**Exercise details:** Set down the data that follows, exactly and completely.

Web page and app entries:
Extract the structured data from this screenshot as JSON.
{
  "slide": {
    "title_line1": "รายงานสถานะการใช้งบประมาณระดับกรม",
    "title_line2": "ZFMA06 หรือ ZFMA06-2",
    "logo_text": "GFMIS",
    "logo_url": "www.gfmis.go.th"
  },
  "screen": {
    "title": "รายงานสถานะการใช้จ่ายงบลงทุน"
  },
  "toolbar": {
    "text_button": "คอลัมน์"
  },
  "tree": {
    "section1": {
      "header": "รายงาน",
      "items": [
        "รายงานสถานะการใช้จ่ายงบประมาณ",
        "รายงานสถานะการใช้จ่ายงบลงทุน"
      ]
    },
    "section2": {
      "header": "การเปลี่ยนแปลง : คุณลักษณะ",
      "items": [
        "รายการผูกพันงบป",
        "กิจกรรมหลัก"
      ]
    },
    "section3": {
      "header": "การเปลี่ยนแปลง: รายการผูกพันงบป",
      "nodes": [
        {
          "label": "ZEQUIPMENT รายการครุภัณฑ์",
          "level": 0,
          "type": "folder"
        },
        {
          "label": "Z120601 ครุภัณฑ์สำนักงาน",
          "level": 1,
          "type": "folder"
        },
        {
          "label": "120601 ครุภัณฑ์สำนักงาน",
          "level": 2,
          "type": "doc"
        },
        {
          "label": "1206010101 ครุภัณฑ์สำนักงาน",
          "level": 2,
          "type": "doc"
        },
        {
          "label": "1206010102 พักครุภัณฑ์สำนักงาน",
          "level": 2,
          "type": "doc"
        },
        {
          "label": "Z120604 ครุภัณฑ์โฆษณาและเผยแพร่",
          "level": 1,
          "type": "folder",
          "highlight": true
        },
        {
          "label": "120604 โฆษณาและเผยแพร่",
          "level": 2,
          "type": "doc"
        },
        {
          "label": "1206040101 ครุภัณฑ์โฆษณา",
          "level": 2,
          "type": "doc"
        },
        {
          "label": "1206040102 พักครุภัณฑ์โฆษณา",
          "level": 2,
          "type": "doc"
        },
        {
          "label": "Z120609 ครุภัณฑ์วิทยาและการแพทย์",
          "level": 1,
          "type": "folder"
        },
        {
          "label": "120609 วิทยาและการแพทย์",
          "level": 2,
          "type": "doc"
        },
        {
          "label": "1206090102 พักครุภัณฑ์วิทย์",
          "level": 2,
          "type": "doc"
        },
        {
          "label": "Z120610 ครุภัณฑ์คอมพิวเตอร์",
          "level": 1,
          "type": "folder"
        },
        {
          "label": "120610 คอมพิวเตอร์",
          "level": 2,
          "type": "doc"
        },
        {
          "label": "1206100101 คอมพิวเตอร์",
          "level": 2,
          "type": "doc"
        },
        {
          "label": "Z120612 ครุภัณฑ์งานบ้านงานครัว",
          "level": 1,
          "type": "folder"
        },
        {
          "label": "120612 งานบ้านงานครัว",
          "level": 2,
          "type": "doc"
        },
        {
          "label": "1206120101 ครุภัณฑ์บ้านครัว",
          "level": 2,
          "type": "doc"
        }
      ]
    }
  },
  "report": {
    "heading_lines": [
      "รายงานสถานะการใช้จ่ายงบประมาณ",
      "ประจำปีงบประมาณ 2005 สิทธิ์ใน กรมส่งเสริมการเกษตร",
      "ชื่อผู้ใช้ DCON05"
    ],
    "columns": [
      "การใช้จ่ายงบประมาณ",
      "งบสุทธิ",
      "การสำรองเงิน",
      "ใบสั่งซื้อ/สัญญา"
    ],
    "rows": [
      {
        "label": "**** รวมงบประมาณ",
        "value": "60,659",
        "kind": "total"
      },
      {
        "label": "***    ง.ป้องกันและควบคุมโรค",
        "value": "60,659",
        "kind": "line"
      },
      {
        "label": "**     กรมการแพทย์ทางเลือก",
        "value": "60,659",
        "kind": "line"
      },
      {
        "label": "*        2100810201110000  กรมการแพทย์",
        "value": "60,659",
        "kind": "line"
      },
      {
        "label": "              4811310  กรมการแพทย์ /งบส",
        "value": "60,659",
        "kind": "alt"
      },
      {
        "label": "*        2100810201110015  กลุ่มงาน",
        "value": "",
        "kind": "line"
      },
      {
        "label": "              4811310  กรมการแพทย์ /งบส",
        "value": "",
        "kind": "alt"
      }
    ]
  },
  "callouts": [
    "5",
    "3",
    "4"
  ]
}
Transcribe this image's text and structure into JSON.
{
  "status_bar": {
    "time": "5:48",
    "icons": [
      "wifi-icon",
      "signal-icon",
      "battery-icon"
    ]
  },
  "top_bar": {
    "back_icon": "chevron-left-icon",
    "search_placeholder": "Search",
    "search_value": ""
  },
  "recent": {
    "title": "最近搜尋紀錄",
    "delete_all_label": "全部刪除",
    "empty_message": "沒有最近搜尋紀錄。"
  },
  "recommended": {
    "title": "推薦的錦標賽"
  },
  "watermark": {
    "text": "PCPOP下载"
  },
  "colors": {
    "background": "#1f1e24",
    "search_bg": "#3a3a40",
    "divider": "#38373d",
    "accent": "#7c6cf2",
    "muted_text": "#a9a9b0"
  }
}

**Task result:**
Extract the structured data from this screenshot as JSON.
{
  "slide": {
    "title_line1": "รายงานสถานะการใช้งบประมาณระดับกรม",
    "title_line2": "ZFMA06 หรือ ZFMA06-2",
    "logo_text": "GFMIS",
    "logo_url": "www.gfmis.go.th"
  },
  "screen": {
    "title": "รายงานสถานะการใช้จ่ายงบลงทุน"
  },
  "toolbar": {
    "text_button": "คอลัมน์"
  },
  "tree": {
    "section1": {
      "header": "รายงาน",
      "items": [
        "รายงานสถานะการใช้จ่ายงบประมาณ",
        "รายงานสถานะการใช้จ่ายงบลงทุน"
      ]
    },
    "section2": {
      "header": "การเปลี่ยนแปลง : คุณลักษณะ",
      "items": [
        "รายการผูกพันงบป",
        "กิจกรรมหลัก"
      ]
    },
    "section3": {
      "header": "การเปลี่ยนแปลง: รายการผูกพันงบป",
      "nodes": [
        {
          "label": "ZEQUIPMENT รายการครุภัณฑ์",
          "level": 0,
          "type": "folder"
        },
        {
          "label": "Z120601 ครุภัณฑ์สำนักงาน",
          "level": 1,
          "type": "folder"
        },
        {
          "label": "120601 ครุภัณฑ์สำนักงาน",
          "level": 2,
          "type": "doc"
        },
        {
          "label": "1206010101 ครุภัณฑ์สำนักงาน",
          "level": 2,
          "type": "doc"
        },
        {
          "label": "1206010102 พักครุภัณฑ์สำนักงาน",
          "level": 2,
          "type": "doc"
        },
        {
          "label": "Z120604 ครุภัณฑ์โฆษณาและเผยแพร่",
          "level": 1,
          "type": "folder",
          "highlight": true
        },
        {
          "label": "120604 โฆษณาและเผยแพร่",
          "level": 2,
          "type": "doc"
        },
        {
          "label": "1206040101 ครุภัณฑ์โฆษณา",
          "level": 2,
          "type": "doc"
        },
        {
          "label": "1206040102 พักครุภัณฑ์โฆษณา",
          "level": 2,
          "type": "doc"
        },
        {
          "label": "Z120609 ครุภัณฑ์วิทยาและการแพทย์",
          "level": 1,
          "type": "folder"
        },
        {
          "label": "120609 วิทยาและการแพทย์",
          "level": 2,
          "type": "doc"
        },
        {
          "label": "1206090102 พักครุภัณฑ์วิทย์",
          "level": 2,
          "type": "doc"
        },
        {
          "label": "Z120610 ครุภัณฑ์คอมพิวเตอร์",
          "level": 1,
          "type": "folder"
        },
        {
          "label": "120610 คอมพิวเตอร์",
          "level": 2,
          "type": "doc"
        },
        {
          "label": "1206100101 คอมพิวเตอร์",
          "level": 2,
          "type": "doc"
        },
        {
          "label": "Z120612 ครุภัณฑ์งานบ้านงานครัว",
          "level": 1,
          "type": "folder"
        },
        {
          "label": "120612 งานบ้านงานครัว",
          "level": 2,
          "type": "doc"
        },
        {
          "label": "1206120101 ครุภัณฑ์บ้านครัว",
          "level": 2,
          "type": "doc"
        }
      ]
    }
  },
  "report": {
    "heading_lines": [
      "รายงานสถานะการใช้จ่ายงบประมาณ",
      "ประจำปีงบประมาณ 2005 สิทธิ์ใน กรมส่งเสริมการเกษตร",
      "ชื่อผู้ใช้ DCON05"
    ],
    "columns": [
      "การใช้จ่ายงบประมาณ",
      "งบสุทธิ",
      "การสำรองเงิน",
      "ใบสั่งซื้อ/สัญญา"
    ],
    "rows": [
      {
        "label": "**** รวมงบประมาณ",
        "value": "60,659",
        "kind": "total"
      },
      {
        "label": "***    ง.ป้องกันและควบคุมโรค",
        "value": "60,659",
        "kind": "line"
      },
      {
        "label": "**     กรมการแพทย์ทางเลือก",
        "value": "60,659",
        "kind": "line"
      },
      {
        "label": "*        2100810201110000  กรมการแพทย์",
        "value": "60,659",
        "kind": "line"
      },
      {
        "label": "              4811310  กรมการแพทย์ /งบส",
        "value": "60,659",
        "kind": "alt"
      },
      {
        "label": "*        2100810201110015  กลุ่มงาน",
        "value": "",
        "kind": "line"
      },
      {
        "label": "              4811310  กรมการแพทย์ /งบส",
        "value": "",
        "kind": "alt"
      }
    ]
  },
  "callouts": [
    "5",
    "3",
    "4"
  ]
}
Transcribe this image's text and structure into JSON.
{
  "status_bar": {
    "time": "5:48",
    "icons": [
      "wifi-icon",
      "signal-icon",
      "battery-icon"
    ]
  },
  "top_bar": {
    "back_icon": "chevron-left-icon",
    "search_placeholder": "Search",
    "search_value": ""
  },
  "recent": {
    "title": "最近搜尋紀錄",
    "delete_all_label": "全部刪除",
    "empty_message": "沒有最近搜尋紀錄。"
  },
  "recommended": {
    "title": "推薦的錦標賽"
  },
  "watermark": {
    "text": "PCPOP下载"
  },
  "colors": {
    "background": "#1f1e24",
    "search_bg": "#3a3a40",
    "divider": "#38373d",
    "accent": "#7c6cf2",
    "muted_text": "#a9a9b0"
  }
}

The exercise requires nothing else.